[Items listed in a dataset]

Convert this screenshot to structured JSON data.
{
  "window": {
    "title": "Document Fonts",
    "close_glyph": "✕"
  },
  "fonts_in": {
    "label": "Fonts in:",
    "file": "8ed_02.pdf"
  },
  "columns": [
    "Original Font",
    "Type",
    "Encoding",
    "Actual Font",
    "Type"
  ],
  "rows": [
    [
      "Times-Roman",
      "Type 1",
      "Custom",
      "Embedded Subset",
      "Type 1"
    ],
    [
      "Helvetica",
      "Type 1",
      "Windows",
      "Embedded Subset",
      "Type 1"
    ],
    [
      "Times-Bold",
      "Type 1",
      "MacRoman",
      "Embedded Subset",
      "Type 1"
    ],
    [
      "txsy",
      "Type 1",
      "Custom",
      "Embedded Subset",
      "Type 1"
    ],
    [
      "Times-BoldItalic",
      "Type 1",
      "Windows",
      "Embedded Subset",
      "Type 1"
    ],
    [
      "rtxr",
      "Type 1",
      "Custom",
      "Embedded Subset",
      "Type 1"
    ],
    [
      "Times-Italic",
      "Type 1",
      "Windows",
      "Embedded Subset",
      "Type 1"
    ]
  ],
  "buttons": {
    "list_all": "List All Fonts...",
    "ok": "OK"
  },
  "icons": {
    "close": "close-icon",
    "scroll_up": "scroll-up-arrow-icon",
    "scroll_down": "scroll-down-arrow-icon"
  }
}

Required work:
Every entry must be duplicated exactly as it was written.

Answer to this task:
Convert this screenshot to structured JSON data.
{
  "window": {
    "title": "Document Fonts",
    "close_glyph": "✕"
  },
  "fonts_in": {
    "label": "Fonts in:",
    "file": "8ed_02.pdf"
  },
  "columns": [
    "Original Font",
    "Type",
    "Encoding",
    "Actual Font",
    "Type"
  ],
  "rows": [
    [
      "Times-Roman",
      "Type 1",
      "Custom",
      "Embedded Subset",
      "Type 1"
    ],
    [
      "Helvetica",
      "Type 1",
      "Windows",
      "Embedded Subset",
      "Type 1"
    ],
    [
      "Times-Bold",
      "Type 1",
      "MacRoman",
      "Embedded Subset",
      "Type 1"
    ],
    [
      "txsy",
      "Type 1",
      "Custom",
      "Embedded Subset",
      "Type 1"
    ],
    [
      "Times-BoldItalic",
      "Type 1",
      "Windows",
      "Embedded Subset",
      "Type 1"
    ],
    [
      "rtxr",
      "Type 1",
      "Custom",
      "Embedded Subset",
      "Type 1"
    ],
    [
      "Times-Italic",
      "Type 1",
      "Windows",
      "Embedded Subset",
      "Type 1"
    ]
  ],
  "buttons": {
    "list_all": "List All Fonts...",
    "ok": "OK"
  },
  "icons": {
    "close": "close-icon",
    "scroll_up": "scroll-up-arrow-icon",
    "scroll_down": "scroll-down-arrow-icon"
  }
}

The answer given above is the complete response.